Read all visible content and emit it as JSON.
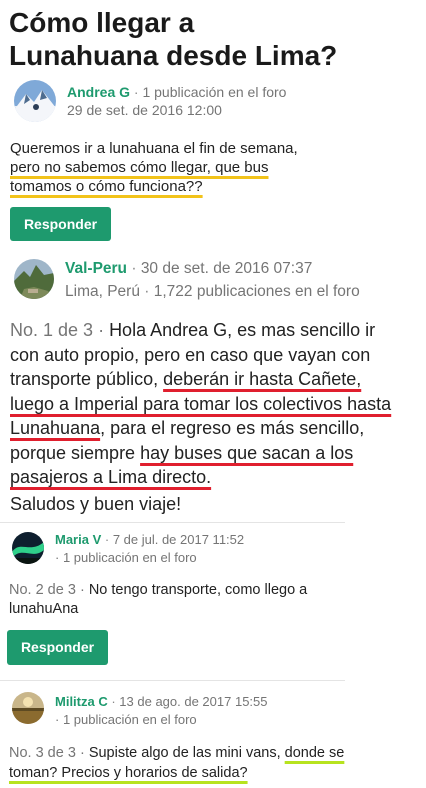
{
  "thread": {
    "title": "Cómo llegar a Lunahuana desde Lima?"
  },
  "posts": [
    {
      "author": "Andrea G",
      "sep": " · ",
      "count": "1 publicación en el foro",
      "date": "29 de set. de 2016 12:00",
      "text_before": "Queremos ir a lunahuana el fin de semana,",
      "text_highlight": "pero no sabemos cómo llegar, que bus tomamos o cómo funciona??",
      "reply_label": "Responder"
    },
    {
      "author": "Val-Peru",
      "sep": " · ",
      "date": "30 de set. de 2016 07:37",
      "location": "Lima, Perú",
      "count": "1,722 publicaciones en el foro",
      "number": "No. 1 de 3",
      "dot": " · ",
      "text_a": "Hola Andrea G, es mas sencillo ir con auto propio, pero en caso que vayan con transporte público, ",
      "text_hl1": "deberán ir hasta Cañete, luego a Imperial para tomar los colectivos hasta Lunahuana",
      "text_b": ", para el regreso es más sencillo, porque siempre ",
      "text_hl2": "hay buses que sacan a los pasajeros a Lima directo.",
      "signoff": "Saludos y buen viaje!"
    },
    {
      "author": "Maria V",
      "sep": " · ",
      "date": "7 de jul. de 2017 11:52",
      "count": "1 publicación en el foro",
      "number": "No. 2 de 3",
      "dot": " · ",
      "text": "No tengo transporte, como llego a lunahuAna",
      "reply_label": "Responder"
    },
    {
      "author": "Militza C",
      "sep": " · ",
      "date": "13 de ago. de 2017 15:55",
      "count": "1 publicación en el foro",
      "number": "No. 3 de 3",
      "dot": " · ",
      "text_before": "Supiste algo de las mini vans,",
      "text_highlight": "donde se toman? Precios y horarios de salida?"
    }
  ],
  "colors": {
    "accent": "#1e9a6e",
    "highlight_yellow": "#f2c31a",
    "highlight_red": "#e01f2e",
    "highlight_green": "#b7e31f"
  },
  "icons": {
    "avatar_andrea": "mountain-snow-avatar",
    "avatar_val": "machu-picchu-avatar",
    "avatar_maria": "aurora-avatar",
    "avatar_militza": "field-avatar"
  }
}
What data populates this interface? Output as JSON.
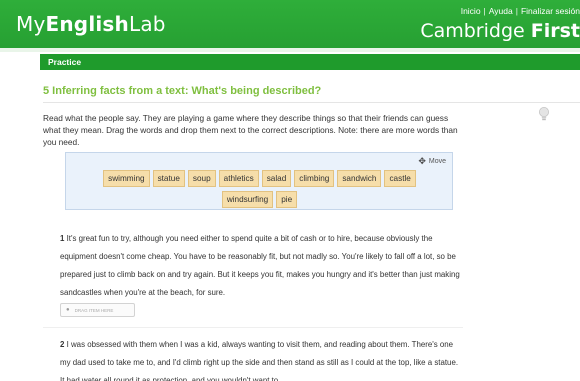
{
  "header": {
    "logo_prefix": "My",
    "logo_bold": "English",
    "logo_suffix": "Lab",
    "links": [
      "Inicio",
      "Ayuda",
      "Finalizar sesión"
    ],
    "brand_prefix": "Cambridge ",
    "brand_bold": "First"
  },
  "practice": {
    "label": "Practice"
  },
  "exercise": {
    "title": "5 Inferring facts from a text: What's being described?",
    "instructions": "Read what the people say. They are playing a game where they describe things so that their friends can guess what they mean. Drag the words and drop them next to the correct descriptions. Note: there are more words than you need."
  },
  "word_bank": {
    "move_label": "Move",
    "words": [
      "swimming",
      "statue",
      "soup",
      "athletics",
      "salad",
      "climbing",
      "sandwich",
      "castle",
      "windsurfing",
      "pie"
    ]
  },
  "items": [
    {
      "number": "1",
      "text": "It's great fun to try, although you need either to spend quite a bit of cash or to hire, because obviously the equipment doesn't come cheap. You have to be reasonably fit, but not madly so. You're likely to fall off a lot, so be prepared just to climb back on and try again. But it keeps you fit, makes you hungry and it's better than just making sandcastles when you're at the beach, for sure.",
      "drop_label": "DRAG ITEM HERE"
    },
    {
      "number": "2",
      "text": "I was obsessed with them when I was a kid, always wanting to visit them, and reading about them. There's one my dad used to take me to, and I'd climb right up the side and then stand as still as I could at the top, like a statue. It had water all round it as protection, and you wouldn't want to"
    }
  ],
  "colors": {
    "header_green": "#2fae3a",
    "practice_green": "#1f9b2c",
    "title_green": "#7fbf3f",
    "chip_fill": "#f6deaa",
    "bank_fill": "#eaf2fb"
  },
  "icons": [
    "lightbulb-icon",
    "move-icon"
  ]
}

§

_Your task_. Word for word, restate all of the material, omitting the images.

_Answer box_.
Read all visible content and emit it as JSON.
{
  "thread": {
    "title": "Cómo llegar a Lunahuana desde Lima?"
  },
  "posts": [
    {
      "author": "Andrea G",
      "sep": " · ",
      "count": "1 publicación en el foro",
      "date": "29 de set. de 2016 12:00",
      "text_before": "Queremos ir a lunahuana el fin de semana,",
      "text_highlight": "pero no sabemos cómo llegar, que bus tomamos o cómo funciona??",
      "reply_label": "Responder"
    },
    {
      "author": "Val-Peru",
      "sep": " · ",
      "date": "30 de set. de 2016 07:37",
      "location": "Lima, Perú",
      "count": "1,722 publicaciones en el foro",
      "number": "No. 1 de 3",
      "dot": " · ",
      "text_a": "Hola Andrea G, es mas sencillo ir con auto propio, pero en caso que vayan con transporte público, ",
      "text_hl1": "deberán ir hasta Cañete, luego a Imperial para tomar los colectivos hasta Lunahuana",
      "text_b": ", para el regreso es más sencillo, porque siempre ",
      "text_hl2": "hay buses que sacan a los pasajeros a Lima directo.",
      "signoff": "Saludos y buen viaje!"
    },
    {
      "author": "Maria V",
      "sep": " · ",
      "date": "7 de jul. de 2017 11:52",
      "count": "1 publicación en el foro",
      "number": "No. 2 de 3",
      "dot": " · ",
      "text": "No tengo transporte, como llego a lunahuAna",
      "reply_label": "Responder"
    },
    {
      "author": "Militza C",
      "sep": " · ",
      "date": "13 de ago. de 2017 15:55",
      "count": "1 publicación en el foro",
      "number": "No. 3 de 3",
      "dot": " · ",
      "text_before": "Supiste algo de las mini vans,",
      "text_highlight": "donde se toman? Precios y horarios de salida?"
    }
  ],
  "colors": {
    "accent": "#1e9a6e",
    "highlight_yellow": "#f2c31a",
    "highlight_red": "#e01f2e",
    "highlight_green": "#b7e31f"
  },
  "icons": {
    "avatar_andrea": "mountain-snow-avatar",
    "avatar_val": "machu-picchu-avatar",
    "avatar_maria": "aurora-avatar",
    "avatar_militza": "field-avatar"
  }
}
What data populates this interface? Output as JSON.
{
  "header": {
    "logo_prefix": "My",
    "logo_bold": "English",
    "logo_suffix": "Lab",
    "links": [
      "Inicio",
      "Ayuda",
      "Finalizar sesión"
    ],
    "brand_prefix": "Cambridge ",
    "brand_bold": "First"
  },
  "practice": {
    "label": "Practice"
  },
  "exercise": {
    "title": "5 Inferring facts from a text: What's being described?",
    "instructions": "Read what the people say. They are playing a game where they describe things so that their friends can guess what they mean. Drag the words and drop them next to the correct descriptions. Note: there are more words than you need."
  },
  "word_bank": {
    "move_label": "Move",
    "words": [
      "swimming",
      "statue",
      "soup",
      "athletics",
      "salad",
      "climbing",
      "sandwich",
      "castle",
      "windsurfing",
      "pie"
    ]
  },
  "items": [
    {
      "number": "1",
      "text": "It's great fun to try, although you need either to spend quite a bit of cash or to hire, because obviously the equipment doesn't come cheap. You have to be reasonably fit, but not madly so. You're likely to fall off a lot, so be prepared just to climb back on and try again. But it keeps you fit, makes you hungry and it's better than just making sandcastles when you're at the beach, for sure.",
      "drop_label": "DRAG ITEM HERE"
    },
    {
      "number": "2",
      "text": "I was obsessed with them when I was a kid, always wanting to visit them, and reading about them. There's one my dad used to take me to, and I'd climb right up the side and then stand as still as I could at the top, like a statue. It had water all round it as protection, and you wouldn't want to"
    }
  ],
  "colors": {
    "header_green": "#2fae3a",
    "practice_green": "#1f9b2c",
    "title_green": "#7fbf3f",
    "chip_fill": "#f6deaa",
    "bank_fill": "#eaf2fb"
  },
  "icons": [
    "lightbulb-icon",
    "move-icon"
  ]
}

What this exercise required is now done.